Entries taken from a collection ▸
- Opening Delimiter -

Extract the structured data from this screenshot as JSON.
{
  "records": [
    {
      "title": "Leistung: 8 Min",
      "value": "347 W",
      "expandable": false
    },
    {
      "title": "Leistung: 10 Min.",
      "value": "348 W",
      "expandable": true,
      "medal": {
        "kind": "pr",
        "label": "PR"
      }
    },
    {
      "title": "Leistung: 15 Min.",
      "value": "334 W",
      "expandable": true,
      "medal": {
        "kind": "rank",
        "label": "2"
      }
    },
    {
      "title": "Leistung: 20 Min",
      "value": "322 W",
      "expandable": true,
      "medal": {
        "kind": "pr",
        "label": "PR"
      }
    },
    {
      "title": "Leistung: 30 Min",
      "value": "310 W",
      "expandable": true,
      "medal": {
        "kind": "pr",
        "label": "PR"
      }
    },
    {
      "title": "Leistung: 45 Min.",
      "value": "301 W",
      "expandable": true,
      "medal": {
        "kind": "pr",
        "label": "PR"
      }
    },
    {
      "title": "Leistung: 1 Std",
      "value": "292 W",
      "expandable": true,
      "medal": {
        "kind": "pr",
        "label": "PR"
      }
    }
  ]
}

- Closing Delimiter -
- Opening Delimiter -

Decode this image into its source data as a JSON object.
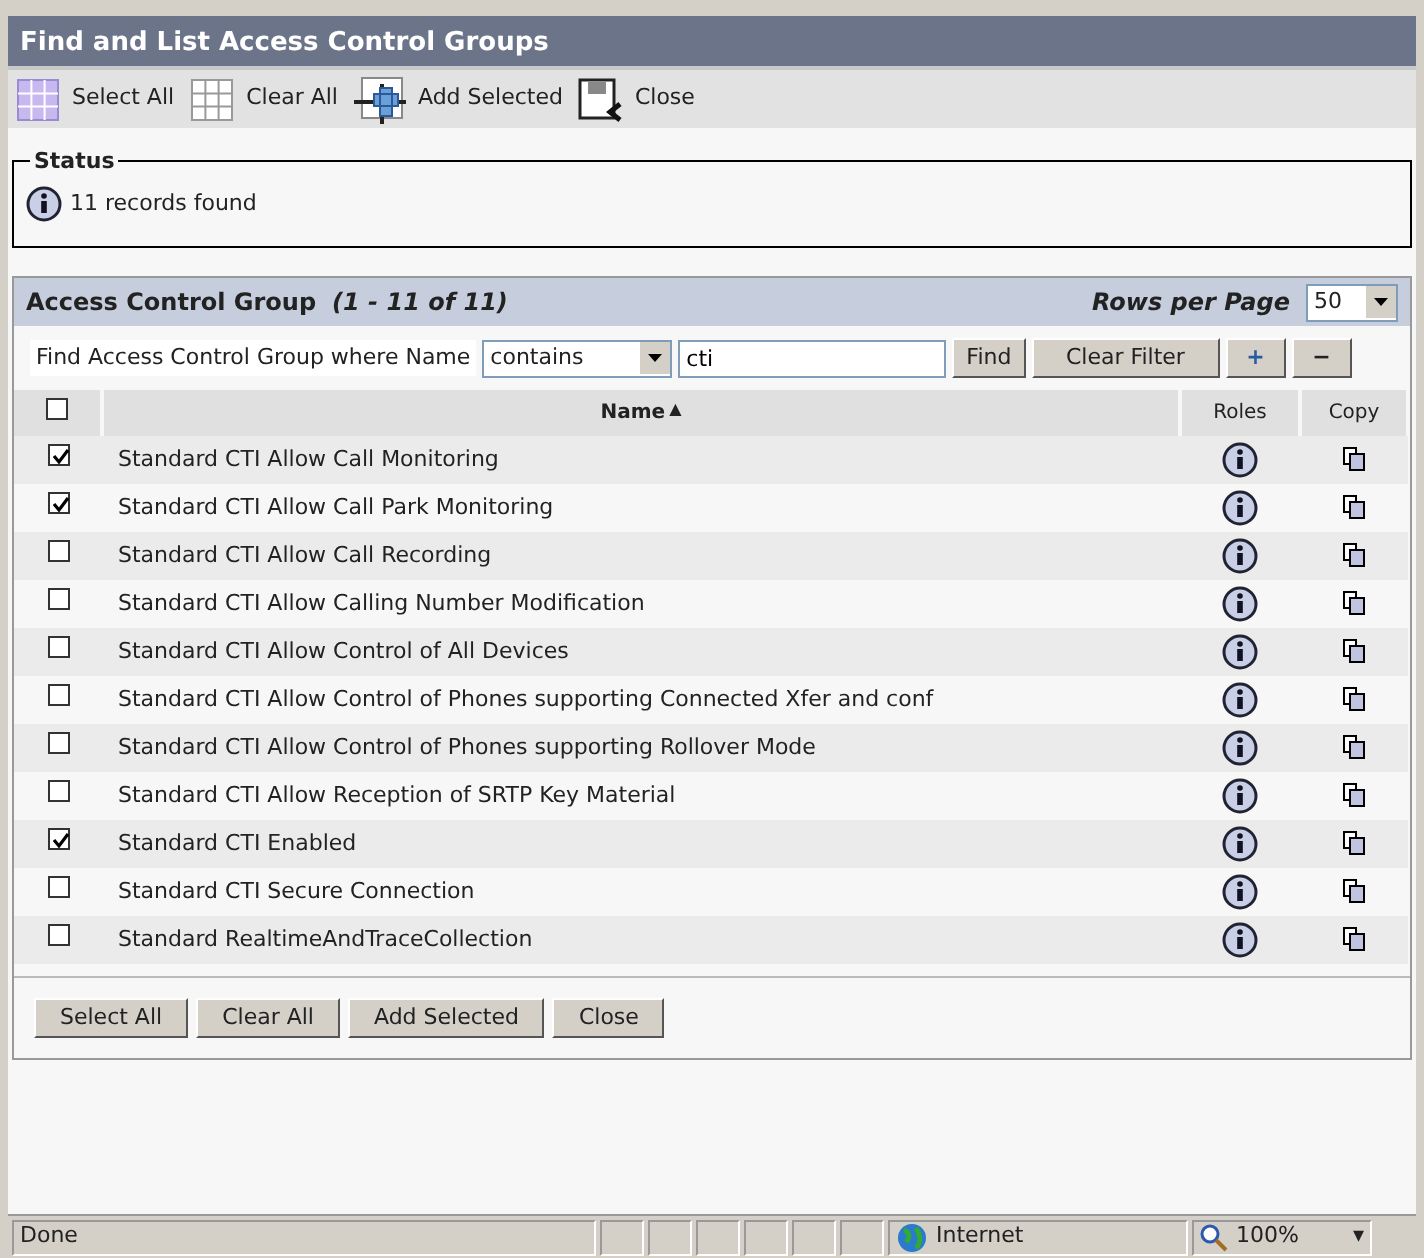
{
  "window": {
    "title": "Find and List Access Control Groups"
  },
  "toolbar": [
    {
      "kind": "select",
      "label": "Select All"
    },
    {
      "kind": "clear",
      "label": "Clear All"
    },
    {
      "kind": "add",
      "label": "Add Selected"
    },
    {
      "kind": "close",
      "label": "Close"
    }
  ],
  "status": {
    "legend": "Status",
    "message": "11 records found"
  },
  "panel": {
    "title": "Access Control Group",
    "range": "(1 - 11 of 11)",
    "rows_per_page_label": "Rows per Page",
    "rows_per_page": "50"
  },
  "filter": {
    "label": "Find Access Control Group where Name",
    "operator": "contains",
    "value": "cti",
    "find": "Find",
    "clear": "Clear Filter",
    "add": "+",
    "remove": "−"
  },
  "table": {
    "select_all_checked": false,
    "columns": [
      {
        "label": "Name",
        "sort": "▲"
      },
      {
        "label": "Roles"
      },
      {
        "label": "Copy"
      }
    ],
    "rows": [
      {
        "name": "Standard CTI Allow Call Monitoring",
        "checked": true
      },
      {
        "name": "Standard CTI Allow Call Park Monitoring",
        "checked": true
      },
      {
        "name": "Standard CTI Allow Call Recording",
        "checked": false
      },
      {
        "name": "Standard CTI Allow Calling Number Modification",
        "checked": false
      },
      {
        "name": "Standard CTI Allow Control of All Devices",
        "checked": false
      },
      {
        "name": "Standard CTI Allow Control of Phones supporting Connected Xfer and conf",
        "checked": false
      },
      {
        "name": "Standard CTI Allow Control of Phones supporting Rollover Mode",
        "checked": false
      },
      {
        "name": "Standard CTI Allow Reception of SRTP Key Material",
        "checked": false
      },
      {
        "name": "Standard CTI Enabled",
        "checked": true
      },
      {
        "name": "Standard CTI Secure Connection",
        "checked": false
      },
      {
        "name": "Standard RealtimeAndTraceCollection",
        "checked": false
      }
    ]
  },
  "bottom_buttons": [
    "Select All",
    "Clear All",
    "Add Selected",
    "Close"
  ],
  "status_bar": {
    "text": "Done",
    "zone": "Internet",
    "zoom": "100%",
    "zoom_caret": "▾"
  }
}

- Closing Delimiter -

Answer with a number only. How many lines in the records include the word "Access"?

3